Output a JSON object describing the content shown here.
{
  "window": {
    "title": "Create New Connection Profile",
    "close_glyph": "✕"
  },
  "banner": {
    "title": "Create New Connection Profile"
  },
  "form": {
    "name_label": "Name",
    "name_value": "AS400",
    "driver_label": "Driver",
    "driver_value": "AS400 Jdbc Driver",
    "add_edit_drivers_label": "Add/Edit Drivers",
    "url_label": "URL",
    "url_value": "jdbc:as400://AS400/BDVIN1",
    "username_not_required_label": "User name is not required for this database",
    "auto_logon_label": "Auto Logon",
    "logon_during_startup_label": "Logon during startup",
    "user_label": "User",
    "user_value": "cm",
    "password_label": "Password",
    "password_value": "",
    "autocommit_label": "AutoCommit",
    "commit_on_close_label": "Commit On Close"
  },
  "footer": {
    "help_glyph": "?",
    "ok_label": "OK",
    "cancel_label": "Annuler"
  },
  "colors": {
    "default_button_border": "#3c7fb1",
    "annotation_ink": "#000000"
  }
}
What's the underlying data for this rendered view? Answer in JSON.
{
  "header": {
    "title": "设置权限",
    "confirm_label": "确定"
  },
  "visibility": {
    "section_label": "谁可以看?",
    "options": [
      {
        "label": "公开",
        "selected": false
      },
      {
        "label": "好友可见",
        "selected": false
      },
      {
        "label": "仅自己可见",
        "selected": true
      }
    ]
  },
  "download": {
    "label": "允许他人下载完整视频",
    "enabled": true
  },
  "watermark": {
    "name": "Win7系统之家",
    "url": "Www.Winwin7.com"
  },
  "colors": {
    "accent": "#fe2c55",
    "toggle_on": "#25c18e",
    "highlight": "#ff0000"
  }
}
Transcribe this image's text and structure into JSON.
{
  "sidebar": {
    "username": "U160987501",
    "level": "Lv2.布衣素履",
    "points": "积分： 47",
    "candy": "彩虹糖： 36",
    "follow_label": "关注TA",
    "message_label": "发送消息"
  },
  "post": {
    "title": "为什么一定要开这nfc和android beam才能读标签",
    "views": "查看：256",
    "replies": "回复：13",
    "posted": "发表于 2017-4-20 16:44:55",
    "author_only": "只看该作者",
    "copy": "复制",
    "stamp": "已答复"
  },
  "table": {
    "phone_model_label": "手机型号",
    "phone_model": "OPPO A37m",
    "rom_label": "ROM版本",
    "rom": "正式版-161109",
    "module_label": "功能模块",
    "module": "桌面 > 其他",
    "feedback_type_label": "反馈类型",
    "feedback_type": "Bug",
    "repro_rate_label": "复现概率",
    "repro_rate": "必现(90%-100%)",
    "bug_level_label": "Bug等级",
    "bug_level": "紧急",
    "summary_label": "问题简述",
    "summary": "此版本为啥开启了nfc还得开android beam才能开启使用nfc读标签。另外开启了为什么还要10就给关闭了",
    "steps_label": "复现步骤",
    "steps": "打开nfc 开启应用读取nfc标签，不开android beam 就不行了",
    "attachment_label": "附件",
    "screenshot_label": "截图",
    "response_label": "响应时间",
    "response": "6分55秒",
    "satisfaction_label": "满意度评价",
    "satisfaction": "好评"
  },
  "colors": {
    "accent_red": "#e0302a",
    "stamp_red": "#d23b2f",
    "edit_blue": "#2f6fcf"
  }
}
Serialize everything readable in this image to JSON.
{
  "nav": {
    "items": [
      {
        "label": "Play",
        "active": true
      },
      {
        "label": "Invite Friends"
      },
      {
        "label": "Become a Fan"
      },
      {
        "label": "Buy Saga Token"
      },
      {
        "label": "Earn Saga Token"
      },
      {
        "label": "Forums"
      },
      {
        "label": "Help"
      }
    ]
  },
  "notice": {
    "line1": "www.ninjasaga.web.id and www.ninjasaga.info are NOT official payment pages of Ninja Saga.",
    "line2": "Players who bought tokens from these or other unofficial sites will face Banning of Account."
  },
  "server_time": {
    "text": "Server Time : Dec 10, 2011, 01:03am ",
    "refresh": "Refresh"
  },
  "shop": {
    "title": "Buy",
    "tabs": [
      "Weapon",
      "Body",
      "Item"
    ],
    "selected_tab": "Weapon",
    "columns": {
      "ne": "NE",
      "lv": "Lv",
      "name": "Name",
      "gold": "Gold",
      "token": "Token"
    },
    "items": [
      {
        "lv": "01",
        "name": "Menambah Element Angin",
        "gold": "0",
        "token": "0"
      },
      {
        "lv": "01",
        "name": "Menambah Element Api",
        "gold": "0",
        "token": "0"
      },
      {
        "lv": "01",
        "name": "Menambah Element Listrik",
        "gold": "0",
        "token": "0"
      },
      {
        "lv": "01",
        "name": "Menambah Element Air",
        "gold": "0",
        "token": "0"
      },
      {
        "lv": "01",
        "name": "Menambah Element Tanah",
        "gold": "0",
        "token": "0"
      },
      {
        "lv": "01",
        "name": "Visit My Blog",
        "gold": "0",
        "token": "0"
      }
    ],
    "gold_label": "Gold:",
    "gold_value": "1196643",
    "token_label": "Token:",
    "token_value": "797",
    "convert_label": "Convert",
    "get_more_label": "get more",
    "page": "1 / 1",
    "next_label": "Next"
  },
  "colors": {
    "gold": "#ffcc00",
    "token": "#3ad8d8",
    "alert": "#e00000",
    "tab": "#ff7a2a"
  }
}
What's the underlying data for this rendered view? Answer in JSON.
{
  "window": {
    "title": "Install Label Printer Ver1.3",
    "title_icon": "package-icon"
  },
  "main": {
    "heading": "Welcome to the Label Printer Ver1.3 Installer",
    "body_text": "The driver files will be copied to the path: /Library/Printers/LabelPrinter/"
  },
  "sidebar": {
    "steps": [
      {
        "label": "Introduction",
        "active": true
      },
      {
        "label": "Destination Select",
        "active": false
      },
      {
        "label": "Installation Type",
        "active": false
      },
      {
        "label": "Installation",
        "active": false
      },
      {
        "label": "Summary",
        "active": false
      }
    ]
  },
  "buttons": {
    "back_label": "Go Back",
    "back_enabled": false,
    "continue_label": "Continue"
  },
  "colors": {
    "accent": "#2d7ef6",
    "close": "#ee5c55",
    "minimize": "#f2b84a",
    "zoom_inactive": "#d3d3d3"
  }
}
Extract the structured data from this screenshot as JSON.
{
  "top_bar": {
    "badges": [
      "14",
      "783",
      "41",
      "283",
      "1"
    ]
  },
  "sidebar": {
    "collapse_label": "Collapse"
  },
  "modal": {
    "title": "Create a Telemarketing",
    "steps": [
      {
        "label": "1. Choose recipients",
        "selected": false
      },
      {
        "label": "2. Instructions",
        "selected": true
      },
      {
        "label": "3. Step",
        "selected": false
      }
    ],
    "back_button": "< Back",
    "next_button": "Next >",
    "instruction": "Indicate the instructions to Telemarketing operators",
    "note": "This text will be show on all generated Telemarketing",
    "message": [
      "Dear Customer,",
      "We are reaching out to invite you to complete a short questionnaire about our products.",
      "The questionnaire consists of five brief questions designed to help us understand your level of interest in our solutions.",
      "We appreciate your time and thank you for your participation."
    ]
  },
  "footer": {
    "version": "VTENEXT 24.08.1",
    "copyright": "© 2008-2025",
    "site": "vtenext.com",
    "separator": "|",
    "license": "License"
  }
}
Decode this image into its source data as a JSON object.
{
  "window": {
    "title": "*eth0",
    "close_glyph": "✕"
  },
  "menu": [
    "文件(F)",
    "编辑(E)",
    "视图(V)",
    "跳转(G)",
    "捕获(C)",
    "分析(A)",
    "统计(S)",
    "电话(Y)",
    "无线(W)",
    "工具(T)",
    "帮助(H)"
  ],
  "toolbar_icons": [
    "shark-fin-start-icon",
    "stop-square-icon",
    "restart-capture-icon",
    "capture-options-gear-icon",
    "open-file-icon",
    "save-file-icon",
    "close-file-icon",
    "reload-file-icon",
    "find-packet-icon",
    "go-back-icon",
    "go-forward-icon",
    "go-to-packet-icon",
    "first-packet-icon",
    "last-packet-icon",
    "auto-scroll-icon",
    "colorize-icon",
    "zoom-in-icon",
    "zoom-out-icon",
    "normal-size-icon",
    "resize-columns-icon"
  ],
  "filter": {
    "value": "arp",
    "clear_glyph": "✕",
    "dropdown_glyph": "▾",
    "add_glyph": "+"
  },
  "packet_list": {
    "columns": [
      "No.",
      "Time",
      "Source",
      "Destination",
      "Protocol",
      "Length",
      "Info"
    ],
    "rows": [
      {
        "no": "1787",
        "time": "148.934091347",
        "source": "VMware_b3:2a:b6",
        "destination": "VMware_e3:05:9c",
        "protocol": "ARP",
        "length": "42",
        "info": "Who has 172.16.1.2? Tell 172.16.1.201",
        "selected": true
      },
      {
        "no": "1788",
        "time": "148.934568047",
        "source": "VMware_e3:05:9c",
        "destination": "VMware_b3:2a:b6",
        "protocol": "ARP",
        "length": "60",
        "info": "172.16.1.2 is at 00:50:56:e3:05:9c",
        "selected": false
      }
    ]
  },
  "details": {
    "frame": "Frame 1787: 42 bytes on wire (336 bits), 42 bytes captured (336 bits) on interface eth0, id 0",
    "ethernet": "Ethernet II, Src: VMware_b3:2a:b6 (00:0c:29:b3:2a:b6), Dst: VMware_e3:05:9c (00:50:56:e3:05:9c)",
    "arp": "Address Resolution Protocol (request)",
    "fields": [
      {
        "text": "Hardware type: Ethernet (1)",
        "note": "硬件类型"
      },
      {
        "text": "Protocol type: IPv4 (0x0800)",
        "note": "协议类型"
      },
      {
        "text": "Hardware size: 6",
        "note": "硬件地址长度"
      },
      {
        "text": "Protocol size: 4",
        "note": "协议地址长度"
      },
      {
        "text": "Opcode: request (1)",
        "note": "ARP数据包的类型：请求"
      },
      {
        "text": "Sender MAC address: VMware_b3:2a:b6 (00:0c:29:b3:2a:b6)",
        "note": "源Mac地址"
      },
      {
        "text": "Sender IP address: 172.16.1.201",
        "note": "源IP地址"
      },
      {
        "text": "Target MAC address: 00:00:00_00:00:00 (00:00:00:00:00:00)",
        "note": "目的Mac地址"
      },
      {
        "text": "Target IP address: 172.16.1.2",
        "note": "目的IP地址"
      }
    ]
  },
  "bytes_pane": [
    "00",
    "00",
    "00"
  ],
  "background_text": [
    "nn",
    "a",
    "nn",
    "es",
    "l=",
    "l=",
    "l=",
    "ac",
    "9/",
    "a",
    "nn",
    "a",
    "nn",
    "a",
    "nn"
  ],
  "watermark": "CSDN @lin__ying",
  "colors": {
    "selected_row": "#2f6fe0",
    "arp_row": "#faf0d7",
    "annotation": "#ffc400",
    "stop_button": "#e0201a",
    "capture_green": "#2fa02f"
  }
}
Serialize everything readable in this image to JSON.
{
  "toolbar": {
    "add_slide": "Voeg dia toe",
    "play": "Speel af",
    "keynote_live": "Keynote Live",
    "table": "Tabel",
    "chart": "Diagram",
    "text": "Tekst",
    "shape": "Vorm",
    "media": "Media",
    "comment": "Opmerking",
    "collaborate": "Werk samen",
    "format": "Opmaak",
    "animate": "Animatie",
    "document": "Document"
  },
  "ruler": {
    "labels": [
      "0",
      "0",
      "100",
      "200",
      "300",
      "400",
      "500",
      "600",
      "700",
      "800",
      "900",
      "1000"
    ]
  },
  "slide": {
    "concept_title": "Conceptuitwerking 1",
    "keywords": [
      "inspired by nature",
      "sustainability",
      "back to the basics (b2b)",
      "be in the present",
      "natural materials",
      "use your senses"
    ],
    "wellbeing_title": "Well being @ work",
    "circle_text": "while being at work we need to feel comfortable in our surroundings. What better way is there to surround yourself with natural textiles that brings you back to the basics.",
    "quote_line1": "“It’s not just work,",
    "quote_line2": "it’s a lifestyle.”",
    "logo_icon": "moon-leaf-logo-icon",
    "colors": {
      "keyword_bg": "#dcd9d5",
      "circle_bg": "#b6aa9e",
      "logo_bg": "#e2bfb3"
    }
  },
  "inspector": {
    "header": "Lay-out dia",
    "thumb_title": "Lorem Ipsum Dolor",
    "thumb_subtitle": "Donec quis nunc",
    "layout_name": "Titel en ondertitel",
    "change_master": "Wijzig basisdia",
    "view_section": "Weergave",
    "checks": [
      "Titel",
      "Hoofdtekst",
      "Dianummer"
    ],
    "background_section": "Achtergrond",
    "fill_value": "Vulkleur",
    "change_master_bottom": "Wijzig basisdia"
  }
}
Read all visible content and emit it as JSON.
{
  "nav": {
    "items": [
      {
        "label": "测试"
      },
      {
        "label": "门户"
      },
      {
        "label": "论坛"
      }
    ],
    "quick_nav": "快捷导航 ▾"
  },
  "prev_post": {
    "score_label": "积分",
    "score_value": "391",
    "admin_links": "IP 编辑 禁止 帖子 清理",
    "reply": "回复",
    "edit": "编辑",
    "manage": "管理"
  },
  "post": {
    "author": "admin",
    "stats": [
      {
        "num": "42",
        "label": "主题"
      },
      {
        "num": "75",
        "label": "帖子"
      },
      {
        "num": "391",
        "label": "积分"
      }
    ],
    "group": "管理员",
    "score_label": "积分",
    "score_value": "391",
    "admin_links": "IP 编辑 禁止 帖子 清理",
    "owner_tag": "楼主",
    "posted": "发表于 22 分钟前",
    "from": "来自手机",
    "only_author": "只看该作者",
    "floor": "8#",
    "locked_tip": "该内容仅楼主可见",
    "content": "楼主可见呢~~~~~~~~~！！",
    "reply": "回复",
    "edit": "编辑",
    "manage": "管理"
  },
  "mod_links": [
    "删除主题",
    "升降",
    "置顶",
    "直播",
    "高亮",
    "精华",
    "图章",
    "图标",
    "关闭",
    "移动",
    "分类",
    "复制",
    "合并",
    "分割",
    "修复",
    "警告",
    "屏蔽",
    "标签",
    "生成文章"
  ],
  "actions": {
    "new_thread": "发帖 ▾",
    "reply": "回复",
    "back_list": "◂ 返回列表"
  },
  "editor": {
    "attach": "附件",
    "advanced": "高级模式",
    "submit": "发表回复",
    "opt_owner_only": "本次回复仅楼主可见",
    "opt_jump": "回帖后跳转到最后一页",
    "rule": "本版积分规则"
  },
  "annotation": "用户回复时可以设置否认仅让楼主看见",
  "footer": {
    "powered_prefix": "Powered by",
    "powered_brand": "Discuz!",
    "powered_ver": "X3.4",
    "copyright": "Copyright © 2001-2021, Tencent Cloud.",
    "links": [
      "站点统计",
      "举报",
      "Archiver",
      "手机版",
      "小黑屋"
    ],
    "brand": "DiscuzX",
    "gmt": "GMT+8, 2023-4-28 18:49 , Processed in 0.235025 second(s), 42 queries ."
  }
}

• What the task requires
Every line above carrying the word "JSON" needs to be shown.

• Task result
Output a JSON object describing the content shown here.
What's the underlying data for this rendered view? Answer in JSON.
Transcribe this image's text and structure into JSON.
Serialize everything readable in this image to JSON.
What's the underlying data for this rendered view? Answer in JSON.
Extract the structured data from this screenshot as JSON.
Decode this image into its source data as a JSON object.
Serialize everything readable in this image to JSON.
Read all visible content and emit it as JSON.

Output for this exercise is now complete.